* **WORK ORDER**
Write out every record below exactly, so that nothing differs from what is shown.
*** Opening DATASET ***
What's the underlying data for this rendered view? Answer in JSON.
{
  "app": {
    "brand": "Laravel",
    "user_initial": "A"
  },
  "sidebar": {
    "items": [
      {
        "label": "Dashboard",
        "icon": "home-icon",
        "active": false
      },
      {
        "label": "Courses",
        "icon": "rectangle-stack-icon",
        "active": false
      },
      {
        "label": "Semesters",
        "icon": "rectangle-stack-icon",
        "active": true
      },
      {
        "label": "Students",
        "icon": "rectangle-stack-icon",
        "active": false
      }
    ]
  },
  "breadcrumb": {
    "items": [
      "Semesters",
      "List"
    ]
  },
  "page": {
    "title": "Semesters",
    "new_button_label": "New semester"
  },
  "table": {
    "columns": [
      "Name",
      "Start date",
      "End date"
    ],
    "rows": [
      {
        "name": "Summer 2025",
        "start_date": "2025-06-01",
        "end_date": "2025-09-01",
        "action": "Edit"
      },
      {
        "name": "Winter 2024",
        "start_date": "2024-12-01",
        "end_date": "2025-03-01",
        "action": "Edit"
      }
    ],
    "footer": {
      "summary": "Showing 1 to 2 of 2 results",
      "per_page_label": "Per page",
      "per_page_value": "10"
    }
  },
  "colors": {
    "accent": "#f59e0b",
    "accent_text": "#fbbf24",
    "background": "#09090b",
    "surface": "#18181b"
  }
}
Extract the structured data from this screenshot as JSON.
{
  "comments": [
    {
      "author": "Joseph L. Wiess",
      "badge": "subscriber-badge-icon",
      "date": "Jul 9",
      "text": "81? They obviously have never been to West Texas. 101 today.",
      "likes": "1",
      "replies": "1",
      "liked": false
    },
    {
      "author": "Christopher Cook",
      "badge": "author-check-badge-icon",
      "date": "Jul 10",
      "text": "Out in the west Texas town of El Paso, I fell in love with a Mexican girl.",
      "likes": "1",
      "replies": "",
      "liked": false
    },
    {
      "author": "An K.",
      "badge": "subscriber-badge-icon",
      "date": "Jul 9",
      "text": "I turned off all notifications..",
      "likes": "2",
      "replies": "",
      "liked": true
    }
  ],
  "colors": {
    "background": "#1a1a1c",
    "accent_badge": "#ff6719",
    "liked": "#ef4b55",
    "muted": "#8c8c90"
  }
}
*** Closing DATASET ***
* **EXERCISE RESULT**
What's the underlying data for this rendered view? Answer in JSON.
{
  "app": {
    "brand": "Laravel",
    "user_initial": "A"
  },
  "sidebar": {
    "items": [
      {
        "label": "Dashboard",
        "icon": "home-icon",
        "active": false
      },
      {
        "label": "Courses",
        "icon": "rectangle-stack-icon",
        "active": false
      },
      {
        "label": "Semesters",
        "icon": "rectangle-stack-icon",
        "active": true
      },
      {
        "label": "Students",
        "icon": "rectangle-stack-icon",
        "active": false
      }
    ]
  },
  "breadcrumb": {
    "items": [
      "Semesters",
      "List"
    ]
  },
  "page": {
    "title": "Semesters",
    "new_button_label": "New semester"
  },
  "table": {
    "columns": [
      "Name",
      "Start date",
      "End date"
    ],
    "rows": [
      {
        "name": "Summer 2025",
        "start_date": "2025-06-01",
        "end_date": "2025-09-01",
        "action": "Edit"
      },
      {
        "name": "Winter 2024",
        "start_date": "2024-12-01",
        "end_date": "2025-03-01",
        "action": "Edit"
      }
    ],
    "footer": {
      "summary": "Showing 1 to 2 of 2 results",
      "per_page_label": "Per page",
      "per_page_value": "10"
    }
  },
  "colors": {
    "accent": "#f59e0b",
    "accent_text": "#fbbf24",
    "background": "#09090b",
    "surface": "#18181b"
  }
}
Extract the structured data from this screenshot as JSON.
{
  "comments": [
    {
      "author": "Joseph L. Wiess",
      "badge": "subscriber-badge-icon",
      "date": "Jul 9",
      "text": "81? They obviously have never been to West Texas. 101 today.",
      "likes": "1",
      "replies": "1",
      "liked": false
    },
    {
      "author": "Christopher Cook",
      "badge": "author-check-badge-icon",
      "date": "Jul 10",
      "text": "Out in the west Texas town of El Paso, I fell in love with a Mexican girl.",
      "likes": "1",
      "replies": "",
      "liked": false
    },
    {
      "author": "An K.",
      "badge": "subscriber-badge-icon",
      "date": "Jul 9",
      "text": "I turned off all notifications..",
      "likes": "2",
      "replies": "",
      "liked": true
    }
  ],
  "colors": {
    "background": "#1a1a1c",
    "accent_badge": "#ff6719",
    "liked": "#ef4b55",
    "muted": "#8c8c90"
  }
}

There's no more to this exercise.